Task to carry out:
Copy each line of the records below that has "this" in it.
────────────────────
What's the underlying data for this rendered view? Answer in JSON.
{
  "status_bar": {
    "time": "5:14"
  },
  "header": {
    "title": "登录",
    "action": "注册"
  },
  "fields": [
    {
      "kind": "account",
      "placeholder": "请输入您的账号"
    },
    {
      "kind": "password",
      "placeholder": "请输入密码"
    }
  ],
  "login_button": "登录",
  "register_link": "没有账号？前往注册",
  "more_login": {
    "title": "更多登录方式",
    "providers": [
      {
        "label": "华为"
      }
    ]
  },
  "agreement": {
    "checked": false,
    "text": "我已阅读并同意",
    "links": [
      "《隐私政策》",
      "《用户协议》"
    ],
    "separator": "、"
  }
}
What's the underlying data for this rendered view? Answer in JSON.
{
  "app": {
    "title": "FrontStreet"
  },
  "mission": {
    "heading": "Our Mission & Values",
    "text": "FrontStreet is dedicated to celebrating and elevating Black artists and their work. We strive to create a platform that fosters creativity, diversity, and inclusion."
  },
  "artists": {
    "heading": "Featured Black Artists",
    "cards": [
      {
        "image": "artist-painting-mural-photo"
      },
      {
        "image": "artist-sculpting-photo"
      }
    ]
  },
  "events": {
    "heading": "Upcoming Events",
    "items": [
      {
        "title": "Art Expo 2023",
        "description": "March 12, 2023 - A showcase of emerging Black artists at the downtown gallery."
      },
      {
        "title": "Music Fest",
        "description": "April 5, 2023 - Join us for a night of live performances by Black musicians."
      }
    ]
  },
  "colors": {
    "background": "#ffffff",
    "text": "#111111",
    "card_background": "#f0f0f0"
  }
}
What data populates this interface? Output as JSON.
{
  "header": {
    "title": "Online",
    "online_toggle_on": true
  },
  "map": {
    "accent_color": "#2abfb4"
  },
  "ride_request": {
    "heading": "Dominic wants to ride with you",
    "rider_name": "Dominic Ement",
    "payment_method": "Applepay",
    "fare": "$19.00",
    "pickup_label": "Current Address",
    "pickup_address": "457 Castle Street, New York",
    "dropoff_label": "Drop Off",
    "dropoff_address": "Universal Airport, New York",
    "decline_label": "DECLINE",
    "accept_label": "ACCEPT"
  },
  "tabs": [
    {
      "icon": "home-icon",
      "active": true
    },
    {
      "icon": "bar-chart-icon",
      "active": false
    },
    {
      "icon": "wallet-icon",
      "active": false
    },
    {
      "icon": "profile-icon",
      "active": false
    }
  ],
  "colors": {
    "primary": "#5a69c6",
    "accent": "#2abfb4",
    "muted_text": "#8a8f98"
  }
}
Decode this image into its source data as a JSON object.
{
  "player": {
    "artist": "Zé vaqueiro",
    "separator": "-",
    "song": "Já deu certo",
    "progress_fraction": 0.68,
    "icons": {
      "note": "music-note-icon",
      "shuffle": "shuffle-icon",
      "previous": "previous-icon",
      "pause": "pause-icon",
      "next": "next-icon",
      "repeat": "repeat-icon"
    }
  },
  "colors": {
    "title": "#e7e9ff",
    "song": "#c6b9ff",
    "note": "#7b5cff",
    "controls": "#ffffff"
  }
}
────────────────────
The completed task:
What's the underlying data for this rendered view? Answer in JSON.
What's the underlying data for this rendered view? Answer in JSON.
What data populates this interface? Output as JSON.
Decode this image into its source data as a JSON object.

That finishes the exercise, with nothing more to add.